Video footage of nuns weeping as they are expelled in convoys of buses while their wooden huts are demolished has drawn global attention to the extent of a crackdown at the world-famous Buddhist institute of Larung Gar in eastern Tibet.
A new report by ICT, ‘Shadow of Dust across the Sun’, reveals how the demolitions and expulsions at Larung Gar and Yachen Gar in the past six months are part of an unfolding political strategy involving more aggressive measures in order to curb and manage the growing influence and number of monks and nuns at these important monastic centers of study and Buddhist ethics in eastern Tibet, the largest such institutes in the world.
The report details how, at the same time as undermining religious practice and teaching and stepping up intrusive security measures, the Chinese authorities are using this very interest in Tibetan Buddhism to attract domestic tourists, leading to fears of further diminishment of these monastic communities, popularly known as ‘encampments’ or ‘chogars’ in Tibetan.
‘Shadow of Dust across the Sun’ is informed by first-hand sources and eyewitness testimony, documenting:
- Major construction work in the vast valley at the foot of Larung Gar to build a new tourist village and other developments – revealing that tourism is now being used as a tool by the Chinese authorities to confront revivalist trends of Tibetan religious and cultural expression and contain monastic growth.
- Infrastructure construction for tourists is described as if this peaceful religious institute were a war zone, with the official media describing the work as a “tough political fight”.
- Heightened security and surveillance at both Larung Gar and Yachen Gar and local towns, including new mobile police stations and intensified militarization in urban areas nearby, consistent with more systematic and intrusive measures across eastern Tibet since the wave of self-immolations began in Ngaba, Sichuan in 2009.
- Official plans for urbanization and tourism focused on presenting an official version of Tibetan religious culture and a ‘happy Kardze’, involving an emphasis on non-religious elements of Tibetan culture, aligned with longer-term strategies to contain dissent, ‘manage’ religious activities and ensure Party control across the prefecture.

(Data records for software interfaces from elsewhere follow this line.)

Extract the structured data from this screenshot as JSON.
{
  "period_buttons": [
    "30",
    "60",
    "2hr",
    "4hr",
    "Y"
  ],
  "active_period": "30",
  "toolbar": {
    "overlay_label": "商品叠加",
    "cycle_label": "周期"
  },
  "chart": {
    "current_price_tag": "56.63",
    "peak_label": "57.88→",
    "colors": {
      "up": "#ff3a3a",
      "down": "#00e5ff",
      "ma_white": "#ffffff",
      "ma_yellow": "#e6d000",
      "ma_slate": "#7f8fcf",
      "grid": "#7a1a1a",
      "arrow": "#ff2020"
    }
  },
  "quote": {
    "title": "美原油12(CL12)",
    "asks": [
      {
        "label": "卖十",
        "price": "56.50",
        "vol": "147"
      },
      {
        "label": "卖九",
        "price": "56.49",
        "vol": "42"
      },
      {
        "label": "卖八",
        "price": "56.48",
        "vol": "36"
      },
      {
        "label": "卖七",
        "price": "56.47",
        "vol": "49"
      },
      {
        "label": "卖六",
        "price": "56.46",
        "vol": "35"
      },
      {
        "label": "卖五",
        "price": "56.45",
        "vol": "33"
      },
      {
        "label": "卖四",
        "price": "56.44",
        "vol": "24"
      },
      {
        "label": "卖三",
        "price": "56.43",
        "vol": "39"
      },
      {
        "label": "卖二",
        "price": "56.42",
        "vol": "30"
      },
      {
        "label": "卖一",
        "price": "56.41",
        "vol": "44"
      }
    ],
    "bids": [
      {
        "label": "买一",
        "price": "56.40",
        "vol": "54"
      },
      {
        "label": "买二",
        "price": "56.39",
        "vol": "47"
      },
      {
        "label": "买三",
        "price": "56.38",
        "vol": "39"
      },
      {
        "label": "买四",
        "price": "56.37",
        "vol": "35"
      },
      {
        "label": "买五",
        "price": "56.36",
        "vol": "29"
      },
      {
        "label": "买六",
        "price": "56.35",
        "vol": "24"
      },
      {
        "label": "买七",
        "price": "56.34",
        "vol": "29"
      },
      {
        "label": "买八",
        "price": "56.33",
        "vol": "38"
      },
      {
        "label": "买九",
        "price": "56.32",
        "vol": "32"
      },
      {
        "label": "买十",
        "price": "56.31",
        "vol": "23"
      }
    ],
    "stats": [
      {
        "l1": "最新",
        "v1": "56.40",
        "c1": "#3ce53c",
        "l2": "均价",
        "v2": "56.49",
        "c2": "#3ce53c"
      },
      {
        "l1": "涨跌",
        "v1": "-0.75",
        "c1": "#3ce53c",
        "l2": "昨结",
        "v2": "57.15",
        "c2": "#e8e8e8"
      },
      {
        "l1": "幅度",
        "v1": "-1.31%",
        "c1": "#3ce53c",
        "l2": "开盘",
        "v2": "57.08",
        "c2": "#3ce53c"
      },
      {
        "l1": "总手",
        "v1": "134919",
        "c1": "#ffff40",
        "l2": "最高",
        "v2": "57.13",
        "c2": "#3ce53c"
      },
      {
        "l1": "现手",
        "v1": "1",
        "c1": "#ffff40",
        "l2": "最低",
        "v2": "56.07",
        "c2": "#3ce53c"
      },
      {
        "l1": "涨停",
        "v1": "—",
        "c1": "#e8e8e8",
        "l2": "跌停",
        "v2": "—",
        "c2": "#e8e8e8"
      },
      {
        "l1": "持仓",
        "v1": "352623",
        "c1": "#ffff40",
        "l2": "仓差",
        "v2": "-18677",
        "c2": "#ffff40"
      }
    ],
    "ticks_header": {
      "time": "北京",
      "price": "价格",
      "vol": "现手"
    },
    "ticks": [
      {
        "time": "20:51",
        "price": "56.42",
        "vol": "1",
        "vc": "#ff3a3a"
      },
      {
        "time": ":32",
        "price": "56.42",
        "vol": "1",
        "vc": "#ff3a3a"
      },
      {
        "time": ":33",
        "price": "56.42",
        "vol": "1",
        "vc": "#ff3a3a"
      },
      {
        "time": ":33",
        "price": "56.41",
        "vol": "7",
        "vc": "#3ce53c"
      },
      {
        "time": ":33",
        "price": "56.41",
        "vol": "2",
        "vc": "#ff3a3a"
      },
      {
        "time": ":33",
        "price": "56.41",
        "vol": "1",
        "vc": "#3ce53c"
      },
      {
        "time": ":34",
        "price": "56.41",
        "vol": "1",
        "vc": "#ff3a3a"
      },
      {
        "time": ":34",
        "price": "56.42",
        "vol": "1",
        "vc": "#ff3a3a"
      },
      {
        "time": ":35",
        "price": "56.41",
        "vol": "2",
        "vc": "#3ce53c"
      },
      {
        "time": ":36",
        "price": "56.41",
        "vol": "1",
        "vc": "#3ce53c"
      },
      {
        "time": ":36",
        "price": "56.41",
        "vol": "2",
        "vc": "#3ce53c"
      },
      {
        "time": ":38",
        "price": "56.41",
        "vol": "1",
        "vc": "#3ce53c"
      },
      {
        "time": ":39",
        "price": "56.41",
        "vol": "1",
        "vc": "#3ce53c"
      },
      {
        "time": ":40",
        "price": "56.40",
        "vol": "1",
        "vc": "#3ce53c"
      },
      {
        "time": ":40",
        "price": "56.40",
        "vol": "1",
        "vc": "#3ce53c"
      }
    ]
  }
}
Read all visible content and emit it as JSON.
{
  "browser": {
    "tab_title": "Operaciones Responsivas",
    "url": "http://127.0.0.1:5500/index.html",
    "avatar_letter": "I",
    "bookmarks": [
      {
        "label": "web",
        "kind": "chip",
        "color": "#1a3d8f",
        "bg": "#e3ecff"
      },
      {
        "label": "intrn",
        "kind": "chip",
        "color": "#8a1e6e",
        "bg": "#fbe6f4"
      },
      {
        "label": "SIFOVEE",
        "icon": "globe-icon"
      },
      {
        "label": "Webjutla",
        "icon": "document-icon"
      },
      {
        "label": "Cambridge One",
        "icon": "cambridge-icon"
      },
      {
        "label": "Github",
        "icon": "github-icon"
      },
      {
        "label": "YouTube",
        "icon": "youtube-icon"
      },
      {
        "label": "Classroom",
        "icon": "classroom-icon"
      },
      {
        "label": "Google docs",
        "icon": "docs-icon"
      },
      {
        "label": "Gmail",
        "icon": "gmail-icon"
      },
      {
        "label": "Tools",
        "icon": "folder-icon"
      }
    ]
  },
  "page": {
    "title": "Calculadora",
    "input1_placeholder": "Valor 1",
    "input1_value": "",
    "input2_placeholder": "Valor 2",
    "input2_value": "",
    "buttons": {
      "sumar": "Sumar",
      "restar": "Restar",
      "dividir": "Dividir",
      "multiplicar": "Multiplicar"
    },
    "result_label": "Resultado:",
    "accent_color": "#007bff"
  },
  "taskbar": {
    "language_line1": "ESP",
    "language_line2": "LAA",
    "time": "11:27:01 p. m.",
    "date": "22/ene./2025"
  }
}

In a rare step, six UN experts said publicly last month that they had made a joint submission to the PRC stating that the developments at the Buddhist institutes violate international human rights laws and “seem to be concerted attacks on tangible and intangible cultural heritage, which constitute serious violations of cultural rights of current and future generations.

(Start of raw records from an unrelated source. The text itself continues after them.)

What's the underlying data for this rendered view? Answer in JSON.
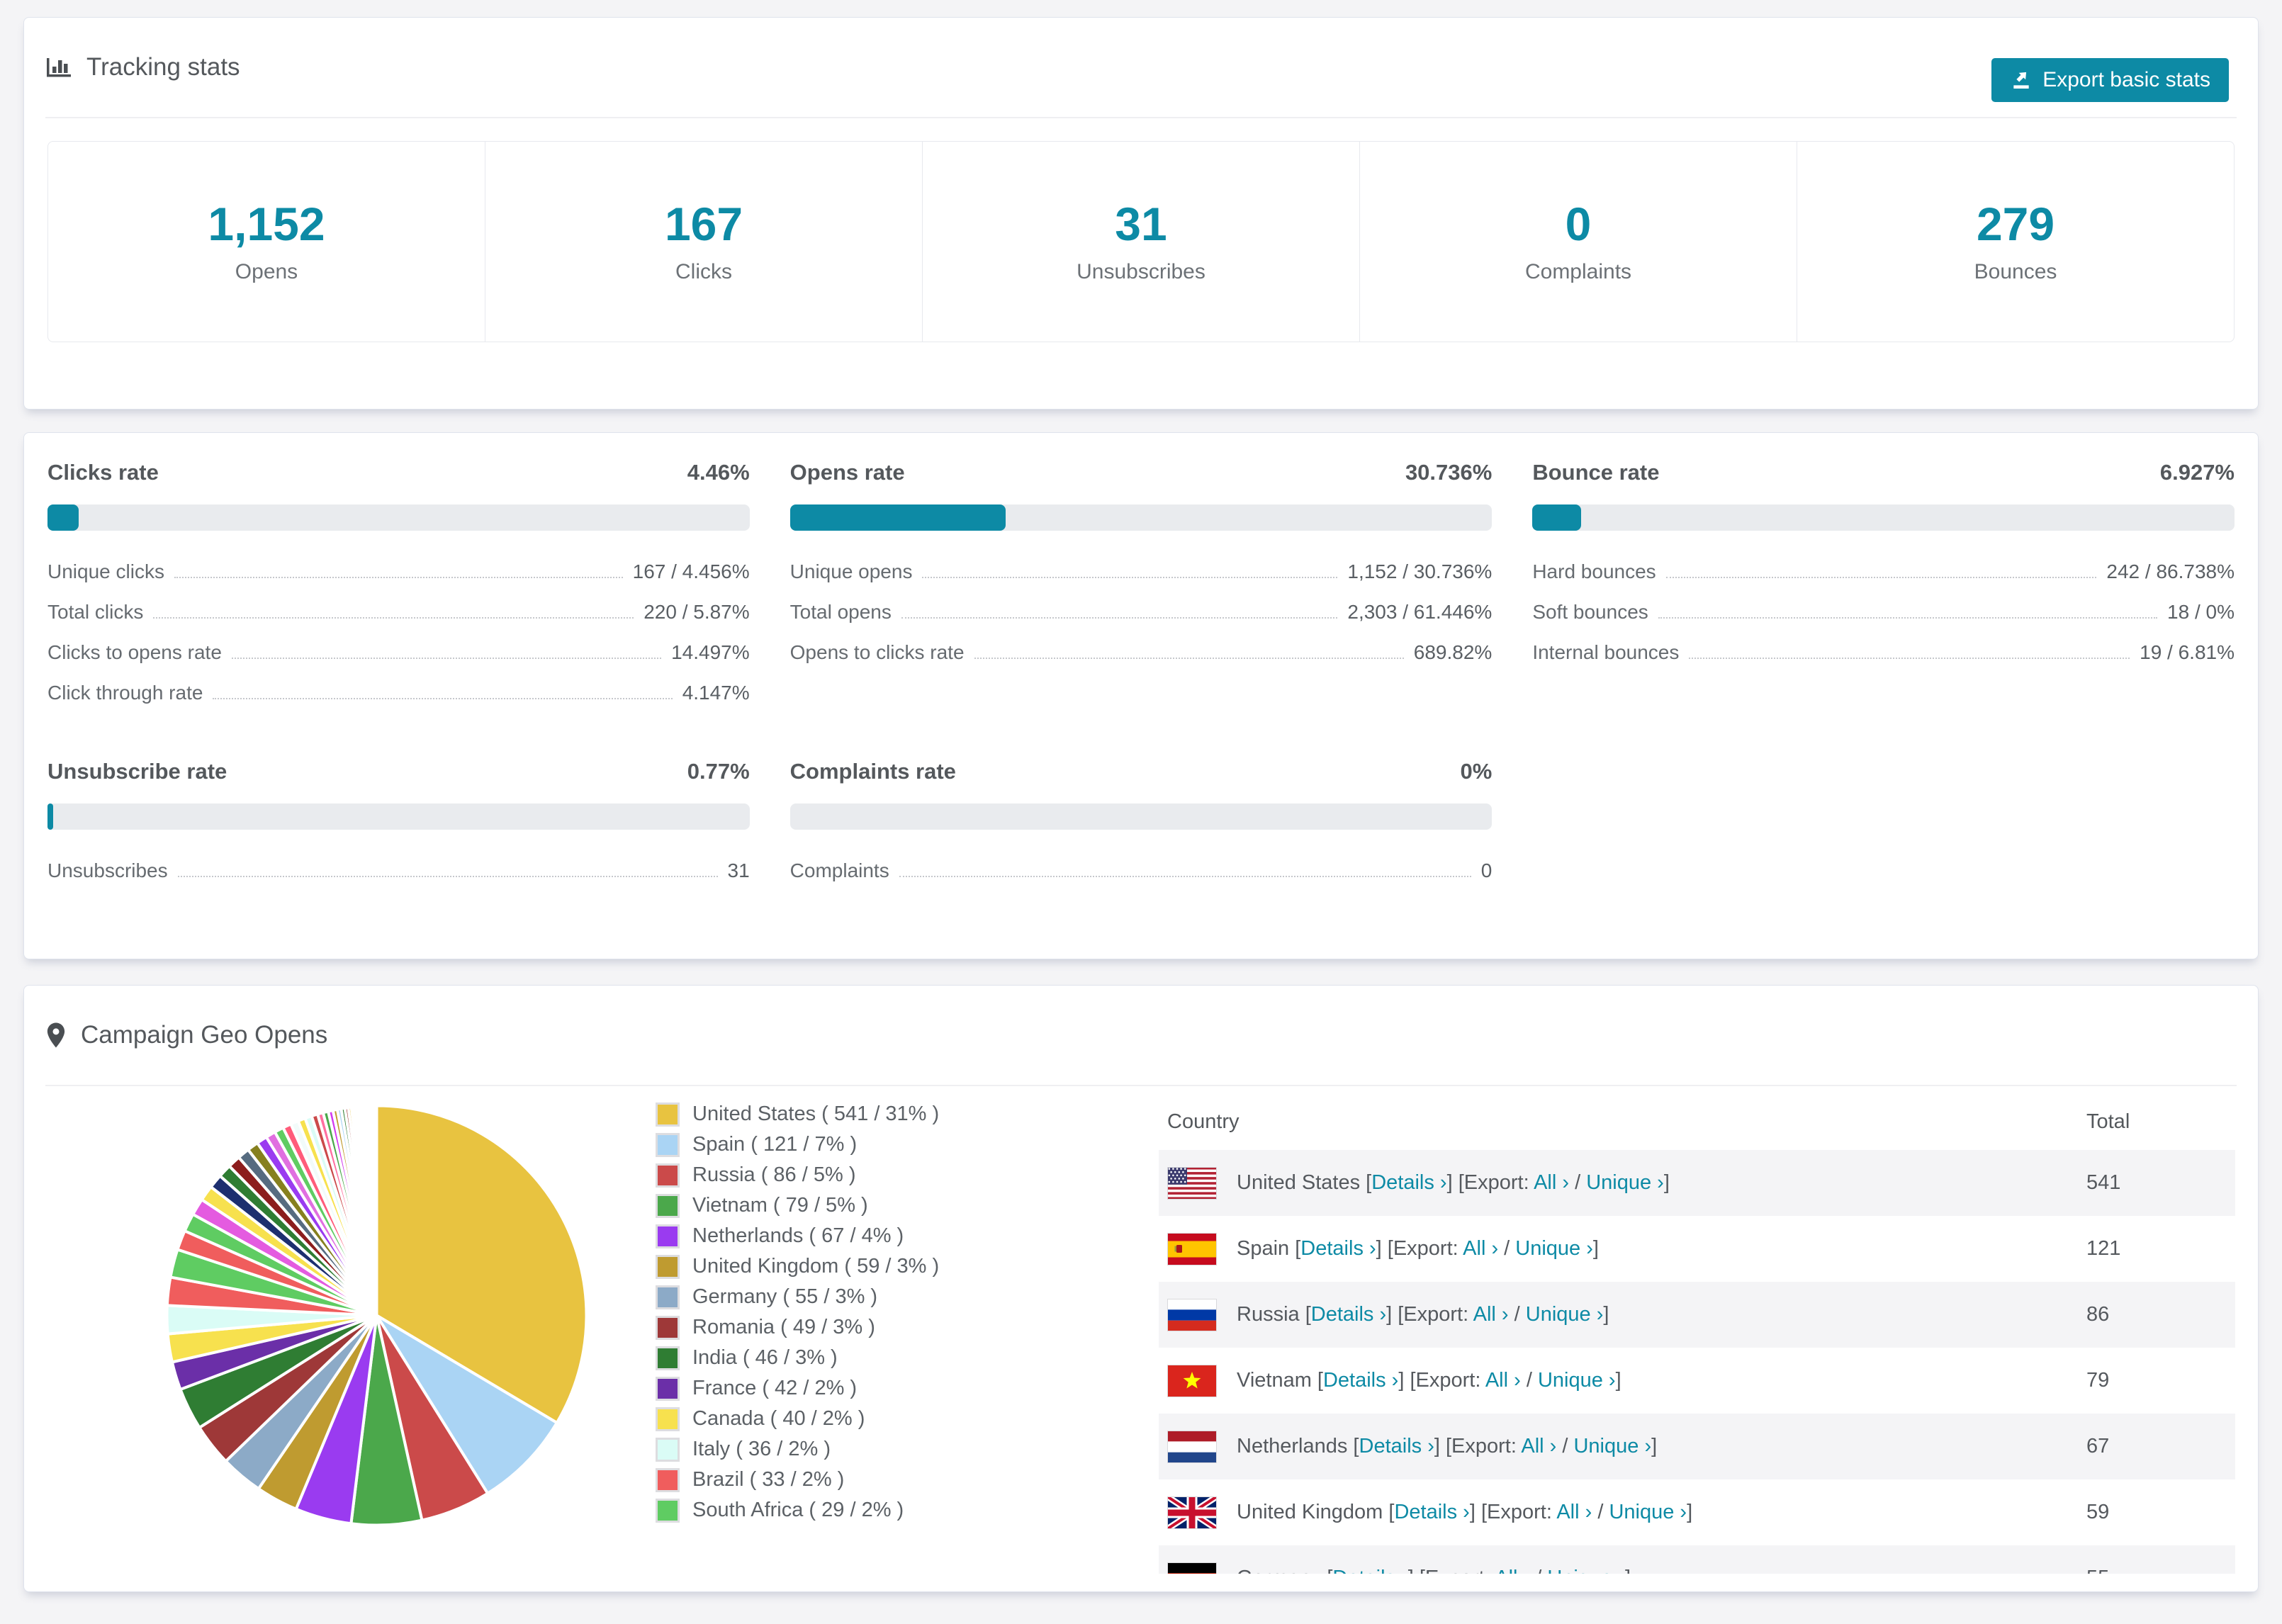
{
  "accent_color": "#0d8aa5",
  "tracking": {
    "title": "Tracking stats",
    "export_button": "Export basic stats",
    "stats": [
      {
        "value": "1,152",
        "label": "Opens"
      },
      {
        "value": "167",
        "label": "Clicks"
      },
      {
        "value": "31",
        "label": "Unsubscribes"
      },
      {
        "value": "0",
        "label": "Complaints"
      },
      {
        "value": "279",
        "label": "Bounces"
      }
    ]
  },
  "rates": [
    {
      "title": "Clicks rate",
      "value": "4.46%",
      "percent": 4.46,
      "rows": [
        {
          "label": "Unique clicks",
          "value": "167 / 4.456%"
        },
        {
          "label": "Total clicks",
          "value": "220 / 5.87%"
        },
        {
          "label": "Clicks to opens rate",
          "value": "14.497%"
        },
        {
          "label": "Click through rate",
          "value": "4.147%"
        }
      ]
    },
    {
      "title": "Opens rate",
      "value": "30.736%",
      "percent": 30.736,
      "rows": [
        {
          "label": "Unique opens",
          "value": "1,152 / 30.736%"
        },
        {
          "label": "Total opens",
          "value": "2,303 / 61.446%"
        },
        {
          "label": "Opens to clicks rate",
          "value": "689.82%"
        }
      ]
    },
    {
      "title": "Bounce rate",
      "value": "6.927%",
      "percent": 6.927,
      "rows": [
        {
          "label": "Hard bounces",
          "value": "242 / 86.738%"
        },
        {
          "label": "Soft bounces",
          "value": "18 / 0%"
        },
        {
          "label": "Internal bounces",
          "value": "19 / 6.81%"
        }
      ]
    },
    {
      "title": "Unsubscribe rate",
      "value": "0.77%",
      "percent": 0.77,
      "rows": [
        {
          "label": "Unsubscribes",
          "value": "31"
        }
      ]
    },
    {
      "title": "Complaints rate",
      "value": "0%",
      "percent": 0,
      "rows": [
        {
          "label": "Complaints",
          "value": "0"
        }
      ]
    }
  ],
  "geo": {
    "title": "Campaign Geo Opens",
    "table": {
      "country_header": "Country",
      "total_header": "Total",
      "details_link": "Details ›",
      "export_prefix": "Export:",
      "all_link": "All ›",
      "unique_link": "Unique ›",
      "bracket_open": "[",
      "bracket_close": "]",
      "separator": "/"
    },
    "chart_data": {
      "type": "pie",
      "title": "Campaign Geo Opens",
      "legend_position": "right",
      "start_angle_deg": 0,
      "direction": "clockwise",
      "series": [
        {
          "name": "United States",
          "total": 541,
          "pct": 31,
          "color": "#e8c340",
          "flag": "us"
        },
        {
          "name": "Spain",
          "total": 121,
          "pct": 7,
          "color": "#aad4f4",
          "flag": "es"
        },
        {
          "name": "Russia",
          "total": 86,
          "pct": 5,
          "color": "#cb4a4a",
          "flag": "ru"
        },
        {
          "name": "Vietnam",
          "total": 79,
          "pct": 5,
          "color": "#4ba84b",
          "flag": "vn"
        },
        {
          "name": "Netherlands",
          "total": 67,
          "pct": 4,
          "color": "#9a3bf0",
          "flag": "nl"
        },
        {
          "name": "United Kingdom",
          "total": 59,
          "pct": 3,
          "color": "#bf9b30",
          "flag": "gb"
        },
        {
          "name": "Germany",
          "total": 55,
          "pct": 3,
          "color": "#8caac7",
          "flag": "de"
        },
        {
          "name": "Romania",
          "total": 49,
          "pct": 3,
          "color": "#9e3838"
        },
        {
          "name": "India",
          "total": 46,
          "pct": 3,
          "color": "#2f7d33"
        },
        {
          "name": "France",
          "total": 42,
          "pct": 2,
          "color": "#6b2fa8"
        },
        {
          "name": "Canada",
          "total": 40,
          "pct": 2,
          "color": "#f7e14e"
        },
        {
          "name": "Italy",
          "total": 36,
          "pct": 2,
          "color": "#dafcf6"
        },
        {
          "name": "Brazil",
          "total": 33,
          "pct": 2,
          "color": "#f05d5d"
        },
        {
          "name": "South Africa",
          "total": 29,
          "pct": 2,
          "color": "#5fcc62"
        }
      ],
      "others_values": [
        1.4,
        1.3,
        1.2,
        1.1,
        1.0,
        0.95,
        0.9,
        0.85,
        0.8,
        0.75,
        0.7,
        0.65,
        0.6,
        0.56,
        0.52,
        0.48,
        0.44,
        0.4,
        0.37,
        0.34,
        0.31,
        0.28,
        0.26,
        0.24,
        0.22,
        0.2,
        0.18,
        0.16,
        0.15,
        0.13,
        0.12,
        0.11,
        0.1,
        0.09,
        0.08,
        0.08,
        0.07,
        0.07,
        0.06,
        0.06,
        0.06,
        0.06
      ],
      "others_palette": [
        "#f05d5d",
        "#5fcc62",
        "#e45be0",
        "#f7e14e",
        "#1d2f6f",
        "#2f7d33",
        "#8c1d1d",
        "#566b80",
        "#86801f",
        "#9a3bf0",
        "#e06fe0",
        "#5fcc62",
        "#ff5c7a",
        "#f2fbfa",
        "#f7e14e",
        "#dafcf6",
        "#cb4a4a",
        "#ff6fa0",
        "#4ba84b",
        "#d23bf0",
        "#bf9b30",
        "#aad4f4",
        "#2f7d33",
        "#9e3838",
        "#e8c340",
        "#e45be0",
        "#6b2fa8",
        "#cb4a4a",
        "#5fcc62",
        "#aad4f4",
        "#f05d5d",
        "#8caac7",
        "#bf9b30",
        "#1d3f8c",
        "#9a3bf0",
        "#86801f",
        "#e06fe0",
        "#2f7d33",
        "#f7e14e",
        "#9e3838",
        "#aad4f4",
        "#cb4a4a"
      ]
    }
  }
}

Matteo Mecacci, President of the International Campaign for Tibet, said: “The new evidence presented in this report calls into question the entire basis of the demolition of homes and expulsion of nuns and monks, which have caused such distress. It cannot be possible for the Chinese authorities to claim there is overcrowding and not enough space for genuine religious practitioners given the extent of construction over a vast area in this remote valley. The UN statement reflects global alarm over the counter-productive razing of homes and expulsion of monks and nuns who have peacefully studied at these world famous religious institutes – which are so precious for Chinese as well as Tibetans.”